(That said, some parts of Mozilla’s mission may have different suitable time periods to consider. For example, MozFest happens once a year, not every 6 weeks - and has a different “life cycle”).
Each member of a community could have 2 votes to give to other members of the same community. (A community in this context would probably be a group of people gathered around a geographical location, a locale or a project with a significant pool of distributed contributors, e.g. MozFest)
Voting could be done via mozillians.org (an account would be required for voting and being a candidate). One can’t vote for themselves, only for others. Voting would be public (the number of votes would be clickable and would show who voted for a person). Every vouched for Mozillian would be eligible to receive votes.
Another interesting alternative could be giving a persistent “thumbs up” that could be removed, if the opinion of a community member about the person they gave the “thumbs up” changes. There would be no “thumbs down”, only a “thumbs up” option.
In general, feedback could be ongoing (and online) and grouped by Firefox release (every release or every two releases, whatever’s more convenient). All feedback could be transparent and accessible to everyone within a community. We’d probably need some courses on providing/receiving constructive feedback for everyone (myself included), but that investment could go a long way towards a more honest and open community.
Feedback options could include a numerical scale through which feedback providers could express their understanding of a person’s contributions and performance in making Mozilla’s mission happen. The scale could measure several aspects, like “being on time”, “clarity in communications”, etc. (in case you need metrics for these hard to distill qualities).

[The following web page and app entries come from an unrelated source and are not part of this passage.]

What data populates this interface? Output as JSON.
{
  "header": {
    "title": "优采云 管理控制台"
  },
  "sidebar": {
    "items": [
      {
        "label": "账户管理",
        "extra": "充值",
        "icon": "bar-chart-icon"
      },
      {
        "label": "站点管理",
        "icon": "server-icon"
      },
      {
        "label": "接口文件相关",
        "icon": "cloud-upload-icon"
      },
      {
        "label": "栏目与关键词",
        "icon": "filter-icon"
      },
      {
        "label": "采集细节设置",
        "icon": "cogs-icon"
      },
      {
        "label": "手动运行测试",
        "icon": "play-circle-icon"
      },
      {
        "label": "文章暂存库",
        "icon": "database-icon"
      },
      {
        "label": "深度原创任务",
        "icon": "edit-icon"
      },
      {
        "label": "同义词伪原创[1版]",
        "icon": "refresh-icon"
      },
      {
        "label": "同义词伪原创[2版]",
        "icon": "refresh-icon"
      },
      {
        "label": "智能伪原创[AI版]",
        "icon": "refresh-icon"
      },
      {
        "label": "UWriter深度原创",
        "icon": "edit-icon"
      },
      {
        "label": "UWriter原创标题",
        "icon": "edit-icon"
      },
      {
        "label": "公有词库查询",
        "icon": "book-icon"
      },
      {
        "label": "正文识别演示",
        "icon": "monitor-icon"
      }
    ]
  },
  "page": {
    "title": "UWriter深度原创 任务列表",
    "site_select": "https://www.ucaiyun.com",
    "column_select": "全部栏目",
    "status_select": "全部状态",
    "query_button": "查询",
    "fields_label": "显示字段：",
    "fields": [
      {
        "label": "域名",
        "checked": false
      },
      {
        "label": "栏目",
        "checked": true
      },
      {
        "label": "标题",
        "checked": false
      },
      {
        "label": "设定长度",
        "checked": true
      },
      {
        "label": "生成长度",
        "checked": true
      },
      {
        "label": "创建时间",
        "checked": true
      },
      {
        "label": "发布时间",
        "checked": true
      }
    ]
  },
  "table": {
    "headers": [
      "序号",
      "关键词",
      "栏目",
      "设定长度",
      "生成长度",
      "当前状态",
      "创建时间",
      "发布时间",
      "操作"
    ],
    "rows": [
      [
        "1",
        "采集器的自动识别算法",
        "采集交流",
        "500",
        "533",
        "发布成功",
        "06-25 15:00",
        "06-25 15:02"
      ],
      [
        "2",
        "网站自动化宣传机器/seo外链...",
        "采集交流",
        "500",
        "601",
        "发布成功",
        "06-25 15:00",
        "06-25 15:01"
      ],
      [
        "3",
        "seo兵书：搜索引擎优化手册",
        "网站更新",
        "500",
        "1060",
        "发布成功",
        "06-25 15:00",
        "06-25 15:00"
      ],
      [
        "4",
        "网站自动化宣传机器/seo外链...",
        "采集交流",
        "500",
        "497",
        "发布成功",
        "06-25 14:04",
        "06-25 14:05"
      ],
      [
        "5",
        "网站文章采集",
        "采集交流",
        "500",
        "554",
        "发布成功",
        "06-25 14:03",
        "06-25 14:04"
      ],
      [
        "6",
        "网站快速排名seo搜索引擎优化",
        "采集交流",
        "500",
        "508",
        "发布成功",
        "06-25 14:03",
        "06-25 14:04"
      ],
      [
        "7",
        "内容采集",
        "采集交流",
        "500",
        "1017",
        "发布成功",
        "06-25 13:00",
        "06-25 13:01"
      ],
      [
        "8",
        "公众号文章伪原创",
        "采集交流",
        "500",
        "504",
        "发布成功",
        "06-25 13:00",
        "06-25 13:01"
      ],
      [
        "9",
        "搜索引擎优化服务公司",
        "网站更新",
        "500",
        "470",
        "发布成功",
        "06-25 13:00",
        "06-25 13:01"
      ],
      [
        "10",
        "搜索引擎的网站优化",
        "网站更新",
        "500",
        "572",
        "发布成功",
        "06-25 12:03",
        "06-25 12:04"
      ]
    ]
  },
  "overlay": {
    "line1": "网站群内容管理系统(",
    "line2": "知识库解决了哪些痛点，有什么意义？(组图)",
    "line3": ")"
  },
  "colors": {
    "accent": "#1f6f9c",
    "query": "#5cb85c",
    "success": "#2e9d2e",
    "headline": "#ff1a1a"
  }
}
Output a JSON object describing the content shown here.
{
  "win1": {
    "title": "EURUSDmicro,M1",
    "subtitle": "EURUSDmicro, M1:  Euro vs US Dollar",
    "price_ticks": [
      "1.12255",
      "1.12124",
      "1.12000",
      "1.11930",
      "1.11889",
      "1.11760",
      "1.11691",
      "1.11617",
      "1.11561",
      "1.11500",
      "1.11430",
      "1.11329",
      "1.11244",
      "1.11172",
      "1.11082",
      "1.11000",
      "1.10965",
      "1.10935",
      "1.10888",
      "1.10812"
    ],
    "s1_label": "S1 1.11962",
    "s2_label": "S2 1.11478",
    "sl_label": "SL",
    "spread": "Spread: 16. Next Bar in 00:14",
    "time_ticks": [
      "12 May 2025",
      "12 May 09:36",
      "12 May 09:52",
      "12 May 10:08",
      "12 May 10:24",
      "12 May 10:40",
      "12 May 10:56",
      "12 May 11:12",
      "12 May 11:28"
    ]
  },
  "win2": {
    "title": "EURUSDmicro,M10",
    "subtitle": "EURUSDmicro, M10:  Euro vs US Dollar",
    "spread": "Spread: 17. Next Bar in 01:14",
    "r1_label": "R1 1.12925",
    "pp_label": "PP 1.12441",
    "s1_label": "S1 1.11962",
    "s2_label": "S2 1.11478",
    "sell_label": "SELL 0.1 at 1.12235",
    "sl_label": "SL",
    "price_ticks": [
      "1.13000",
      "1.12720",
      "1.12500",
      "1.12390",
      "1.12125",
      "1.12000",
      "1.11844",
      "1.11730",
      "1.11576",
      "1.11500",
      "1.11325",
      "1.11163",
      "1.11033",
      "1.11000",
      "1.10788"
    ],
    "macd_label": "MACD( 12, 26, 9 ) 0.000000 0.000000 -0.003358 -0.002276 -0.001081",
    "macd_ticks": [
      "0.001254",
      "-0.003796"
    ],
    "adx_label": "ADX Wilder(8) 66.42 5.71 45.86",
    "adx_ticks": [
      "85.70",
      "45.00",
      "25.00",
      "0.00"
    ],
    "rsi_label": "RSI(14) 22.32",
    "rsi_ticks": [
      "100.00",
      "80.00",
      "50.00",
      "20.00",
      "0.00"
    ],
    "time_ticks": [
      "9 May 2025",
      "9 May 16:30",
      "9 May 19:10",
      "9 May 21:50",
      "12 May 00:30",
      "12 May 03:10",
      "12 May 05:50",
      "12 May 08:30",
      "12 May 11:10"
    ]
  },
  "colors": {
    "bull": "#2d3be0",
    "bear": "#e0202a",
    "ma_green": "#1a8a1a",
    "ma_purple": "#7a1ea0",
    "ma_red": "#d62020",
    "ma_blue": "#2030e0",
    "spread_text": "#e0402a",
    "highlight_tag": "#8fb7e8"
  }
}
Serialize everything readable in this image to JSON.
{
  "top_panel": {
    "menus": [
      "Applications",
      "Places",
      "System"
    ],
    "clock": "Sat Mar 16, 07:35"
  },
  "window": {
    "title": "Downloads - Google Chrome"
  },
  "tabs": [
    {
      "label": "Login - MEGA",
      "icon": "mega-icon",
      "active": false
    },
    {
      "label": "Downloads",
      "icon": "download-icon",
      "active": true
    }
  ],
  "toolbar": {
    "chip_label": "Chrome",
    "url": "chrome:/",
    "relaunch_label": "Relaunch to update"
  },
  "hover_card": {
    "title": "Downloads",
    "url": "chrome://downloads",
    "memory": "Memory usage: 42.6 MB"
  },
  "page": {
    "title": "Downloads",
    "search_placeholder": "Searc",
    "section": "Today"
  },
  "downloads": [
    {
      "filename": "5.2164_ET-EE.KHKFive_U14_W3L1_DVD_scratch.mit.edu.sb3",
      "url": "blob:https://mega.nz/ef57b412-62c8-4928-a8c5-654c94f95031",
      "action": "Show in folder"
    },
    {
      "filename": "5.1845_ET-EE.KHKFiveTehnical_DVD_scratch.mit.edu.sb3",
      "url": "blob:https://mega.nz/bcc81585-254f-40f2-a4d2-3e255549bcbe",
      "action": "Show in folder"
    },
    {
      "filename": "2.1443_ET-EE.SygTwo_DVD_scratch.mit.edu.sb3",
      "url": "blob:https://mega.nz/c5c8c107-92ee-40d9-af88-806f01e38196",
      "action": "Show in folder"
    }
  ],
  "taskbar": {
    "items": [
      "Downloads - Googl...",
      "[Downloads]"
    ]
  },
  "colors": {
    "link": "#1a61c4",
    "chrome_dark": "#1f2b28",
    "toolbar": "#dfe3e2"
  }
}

The leaders could be the 3-4 people from each community that receive the most support from other members. That number would differ depending on the scale and needs of the community, but ideally would always be larger than 1.